Per day!

We could reserve a spot, pay online and have parking from 10am to 10pm or later for the princely sum of $7 per day. And it was just a few blocks from Bourbon Street.

The company is Premium Parking. I'm not getting paid to say good things about them - we're just glad we found them and saved a bunch of money.

Local color in the French Quarter


What to do.

New Orleans has plenty for visitors to do even if, like us, you have no interest in drinking on Bourbon Street til the sun comes up. But we found huge discounts on the things we wanted to do.

Thanks to Groupon.

We made a list of things that interested us and then got to searching for deals. All told, over the course of the week, we did a fantastic food tour, an eco-tour of the bayou, plus four walking tours - for a total of 48% of what we'd have paid on the day! The tours were great - more on those in upcoming posts. We had fun, met plenty of interesting folks and learned a lot.
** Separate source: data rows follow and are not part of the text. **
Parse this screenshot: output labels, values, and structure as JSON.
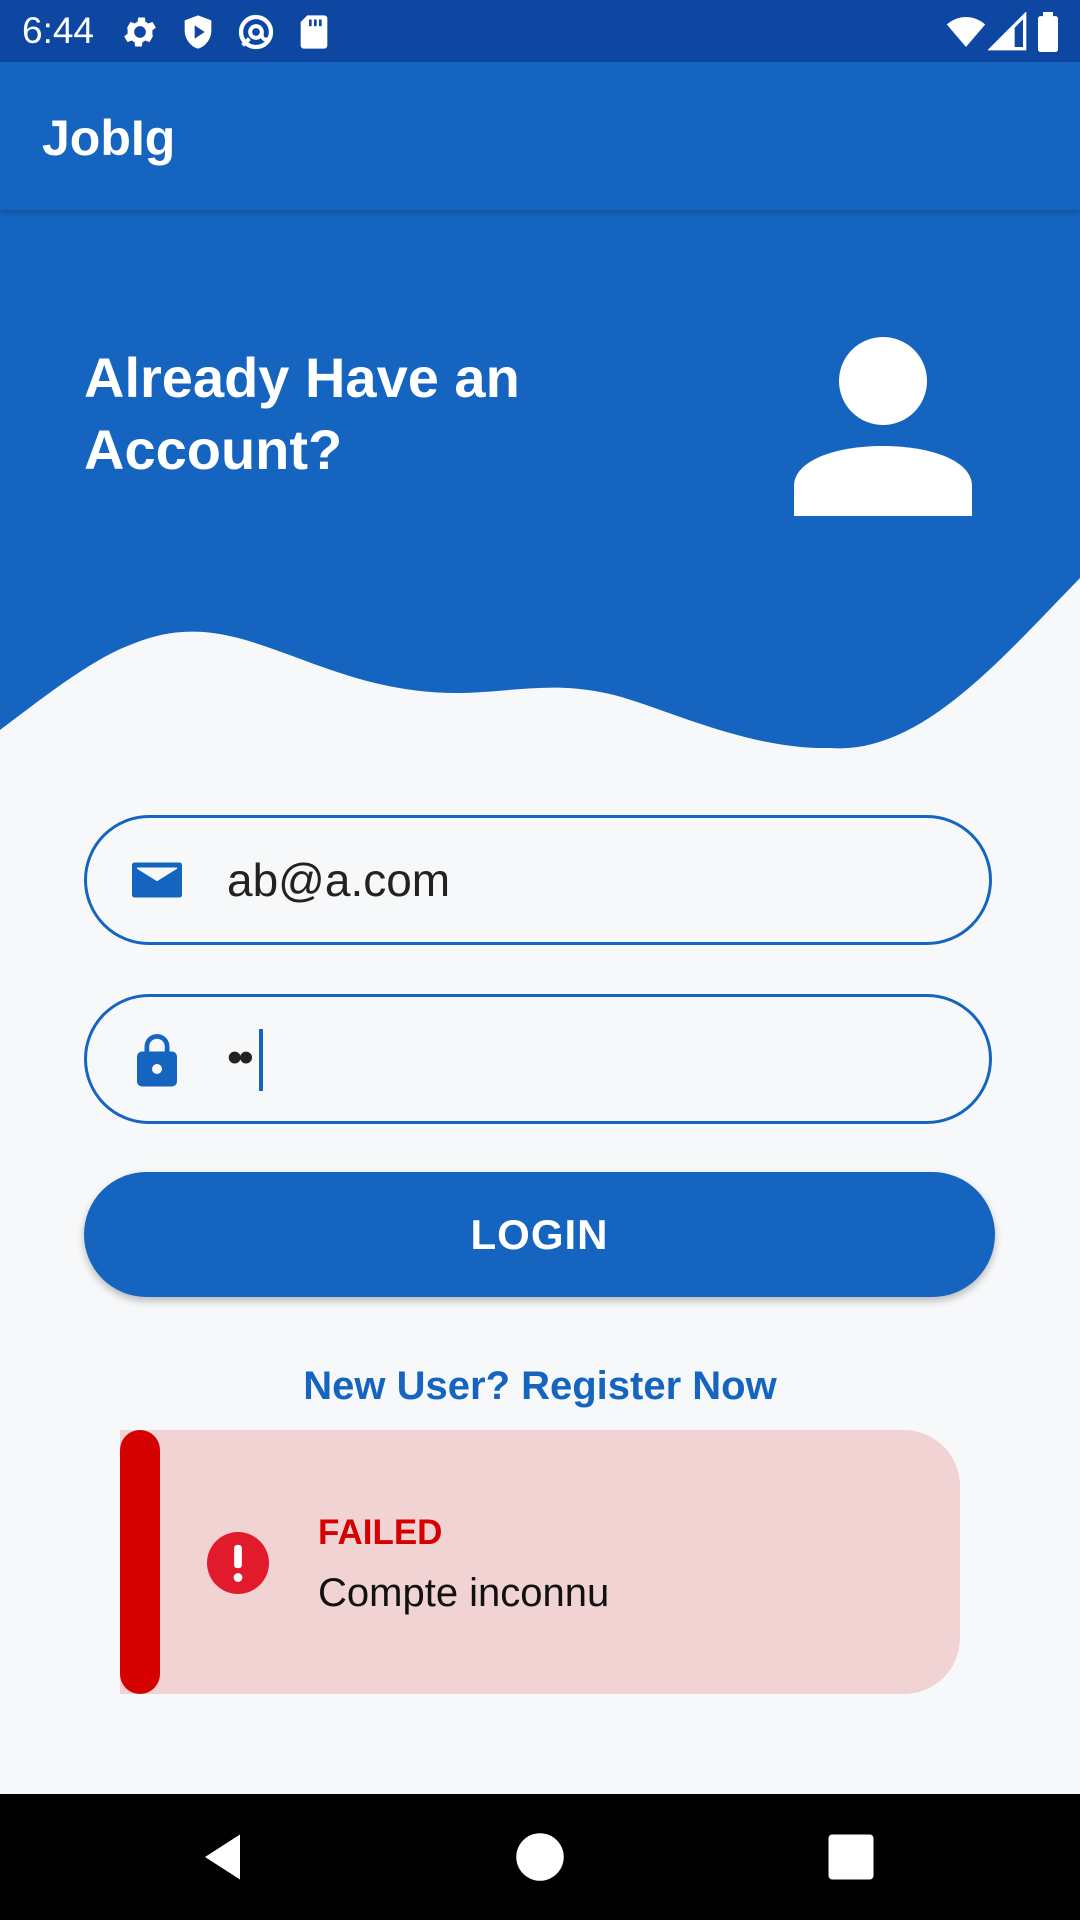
{
  "status_bar": {
    "time": "6:44",
    "icons_left": [
      "settings-icon",
      "shield-play-icon",
      "at-sync-icon",
      "sd-card-icon"
    ],
    "icons_right": [
      "wifi-icon",
      "signal-icon",
      "battery-icon"
    ]
  },
  "app_bar": {
    "title": "JobIg"
  },
  "header": {
    "title": "Already Have an Account?",
    "avatar_icon": "person-icon"
  },
  "form": {
    "email": {
      "icon": "mail-icon",
      "value": "ab@a.com"
    },
    "password": {
      "icon": "lock-icon",
      "value": "••"
    },
    "login_label": "LOGIN",
    "register_link": "New User? Register Now"
  },
  "toast": {
    "icon": "error-icon",
    "title": "FAILED",
    "message": "Compte inconnu"
  },
  "nav_bar": {
    "buttons": [
      "back-icon",
      "home-icon",
      "recents-icon"
    ]
  },
  "colors": {
    "primary": "#1565c0",
    "primary_dark": "#0d47a1",
    "error": "#d50000",
    "toast_background": "#f1d3d3",
    "background": "#f7f8f9"
  }
}
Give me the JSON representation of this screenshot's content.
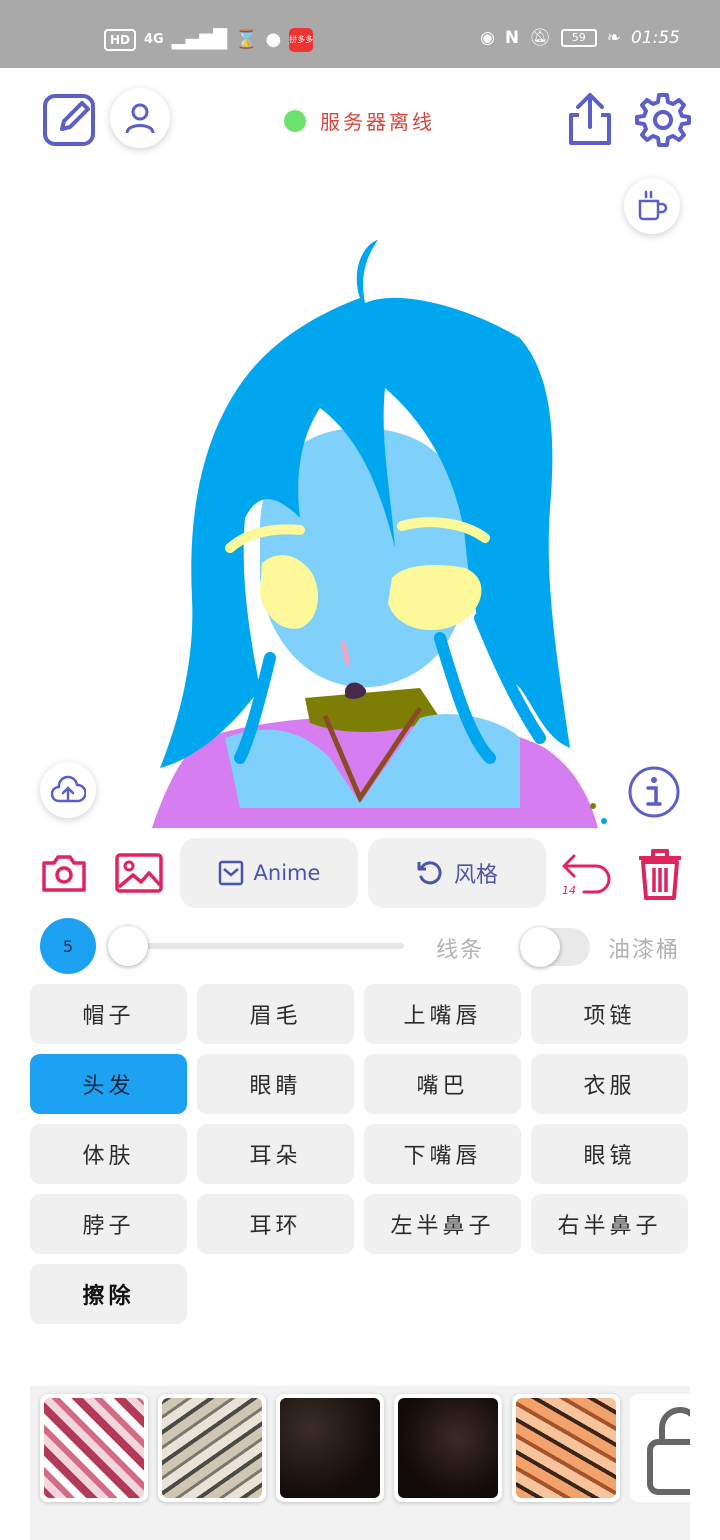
{
  "status_bar": {
    "indicators": [
      "HD",
      "4G"
    ],
    "app_badge": "拼多多",
    "time": "01:55",
    "battery": "59"
  },
  "header": {
    "server_status": "服务器离线",
    "server_status_color": "#6de26d"
  },
  "canvas": {
    "hair_color": "#00a6ee",
    "skin_color": "#7fd0fa",
    "eye_color": "#fdf99a",
    "neck_color": "#7d7f05",
    "clothes_color": "#d77df2"
  },
  "toolbar": {
    "model_button": "Anime",
    "style_button": "风格",
    "undo_count": "14"
  },
  "brush": {
    "size": "5",
    "size_value": 0,
    "line_label": "线条",
    "bucket_label": "油漆桶",
    "bucket_enabled": false
  },
  "parts": [
    {
      "label": "帽子",
      "active": false
    },
    {
      "label": "眉毛",
      "active": false
    },
    {
      "label": "上嘴唇",
      "active": false
    },
    {
      "label": "项链",
      "active": false
    },
    {
      "label": "头发",
      "active": true
    },
    {
      "label": "眼睛",
      "active": false
    },
    {
      "label": "嘴巴",
      "active": false
    },
    {
      "label": "衣服",
      "active": false
    },
    {
      "label": "体肤",
      "active": false
    },
    {
      "label": "耳朵",
      "active": false
    },
    {
      "label": "下嘴唇",
      "active": false
    },
    {
      "label": "眼镜",
      "active": false
    },
    {
      "label": "脖子",
      "active": false
    },
    {
      "label": "耳环",
      "active": false
    },
    {
      "label": "左半鼻子",
      "active": false
    },
    {
      "label": "右半鼻子",
      "active": false
    },
    {
      "label": "擦除",
      "active": false
    }
  ],
  "textures": [
    {
      "name": "red-white-marble"
    },
    {
      "name": "grey-ink-wash"
    },
    {
      "name": "dark-leather"
    },
    {
      "name": "dark-leather-2"
    },
    {
      "name": "orange-tiger"
    },
    {
      "name": "locked"
    }
  ],
  "colors": {
    "accent": "#1da1f2",
    "icon_purple": "#5b5fc7",
    "danger": "#e0245e"
  }
}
New Orleans has a rich and varied musical history.

What to eat.

New Orleans is a paradise for foodies, but it can be really easy to overlook some of the best places to eat. Thanks to our food tour on Monday, we had a list of places to explore for the rest of the week. He pointed out little places in the French Quarter that we would have easily passed by, not even realizing they were restaurants. Muffaletta, gumbo, jambalaya, red beans and rice, gator, oysters... there's so much good food that I would say it's worth taking a food tour to learn a little more before you get started. Skip the tourist traps and find out where the locals eat.

Crawfish, mudbugs... whatever you call them, they're good eatin'!
This is just a start. Over the next few posts, I'll be sharing more details about tours, food, history and more, but hopefully it has given you a few ideas for enjoying the Big Easy on an easy budget.

Wednesday, June 7, 2017

Introducing British Food and Travel

If you're wondering why I haven't updated here for a while, there have been a variety of reasons, but the main one has been that I've been busy building a new site dedicated to my home country.

British Food and Travel recently launched. The site highlights the best of British food, coast, and countryside. Each week, expect to find at least one food-related post and one travel post.

One current series, posted every Friday, is spotlighting the National Parks of the British Isles. Later this year, I'll be running a series about the literary landscape of Britain, and charting the coastal path. I'll be walking some of the coastal path this fall so watch out for posts about that.

I'll also be featuring places to stay, things to do, and how to experience the very best of the great British outdoors.

So come on over and check us out at British Food and Travel. 

And don't worry - I'm not completely abandoning this page. I've got a bunch of Louisiana posts coming soon!